▶ [Supplied records]
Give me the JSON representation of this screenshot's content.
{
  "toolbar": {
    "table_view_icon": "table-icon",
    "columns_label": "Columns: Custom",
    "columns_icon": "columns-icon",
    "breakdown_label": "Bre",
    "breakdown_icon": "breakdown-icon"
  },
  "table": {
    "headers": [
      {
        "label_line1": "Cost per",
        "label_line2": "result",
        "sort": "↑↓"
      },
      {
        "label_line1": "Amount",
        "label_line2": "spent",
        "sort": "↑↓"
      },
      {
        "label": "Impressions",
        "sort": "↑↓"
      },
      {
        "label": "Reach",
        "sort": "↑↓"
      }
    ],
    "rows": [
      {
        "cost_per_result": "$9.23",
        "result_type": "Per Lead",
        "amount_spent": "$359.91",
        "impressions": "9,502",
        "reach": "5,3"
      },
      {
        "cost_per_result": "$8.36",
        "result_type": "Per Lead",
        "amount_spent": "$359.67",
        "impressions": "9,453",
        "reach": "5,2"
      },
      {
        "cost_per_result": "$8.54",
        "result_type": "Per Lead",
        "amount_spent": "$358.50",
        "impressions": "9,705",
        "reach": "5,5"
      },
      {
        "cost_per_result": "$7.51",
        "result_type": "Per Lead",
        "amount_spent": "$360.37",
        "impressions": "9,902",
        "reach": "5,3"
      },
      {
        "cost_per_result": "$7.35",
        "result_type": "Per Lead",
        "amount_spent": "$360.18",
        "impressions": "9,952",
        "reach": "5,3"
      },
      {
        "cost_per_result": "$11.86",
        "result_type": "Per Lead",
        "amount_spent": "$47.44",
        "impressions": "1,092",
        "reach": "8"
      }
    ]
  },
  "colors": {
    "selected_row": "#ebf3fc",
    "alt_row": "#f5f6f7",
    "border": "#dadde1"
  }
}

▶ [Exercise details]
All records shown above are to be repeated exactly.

▶ [Result below]
Give me the JSON representation of this screenshot's content.
{
  "toolbar": {
    "table_view_icon": "table-icon",
    "columns_label": "Columns: Custom",
    "columns_icon": "columns-icon",
    "breakdown_label": "Bre",
    "breakdown_icon": "breakdown-icon"
  },
  "table": {
    "headers": [
      {
        "label_line1": "Cost per",
        "label_line2": "result",
        "sort": "↑↓"
      },
      {
        "label_line1": "Amount",
        "label_line2": "spent",
        "sort": "↑↓"
      },
      {
        "label": "Impressions",
        "sort": "↑↓"
      },
      {
        "label": "Reach",
        "sort": "↑↓"
      }
    ],
    "rows": [
      {
        "cost_per_result": "$9.23",
        "result_type": "Per Lead",
        "amount_spent": "$359.91",
        "impressions": "9,502",
        "reach": "5,3"
      },
      {
        "cost_per_result": "$8.36",
        "result_type": "Per Lead",
        "amount_spent": "$359.67",
        "impressions": "9,453",
        "reach": "5,2"
      },
      {
        "cost_per_result": "$8.54",
        "result_type": "Per Lead",
        "amount_spent": "$358.50",
        "impressions": "9,705",
        "reach": "5,5"
      },
      {
        "cost_per_result": "$7.51",
        "result_type": "Per Lead",
        "amount_spent": "$360.37",
        "impressions": "9,902",
        "reach": "5,3"
      },
      {
        "cost_per_result": "$7.35",
        "result_type": "Per Lead",
        "amount_spent": "$360.18",
        "impressions": "9,952",
        "reach": "5,3"
      },
      {
        "cost_per_result": "$11.86",
        "result_type": "Per Lead",
        "amount_spent": "$47.44",
        "impressions": "1,092",
        "reach": "8"
      }
    ]
  },
  "colors": {
    "selected_row": "#ebf3fc",
    "alt_row": "#f5f6f7",
    "border": "#dadde1"
  }
}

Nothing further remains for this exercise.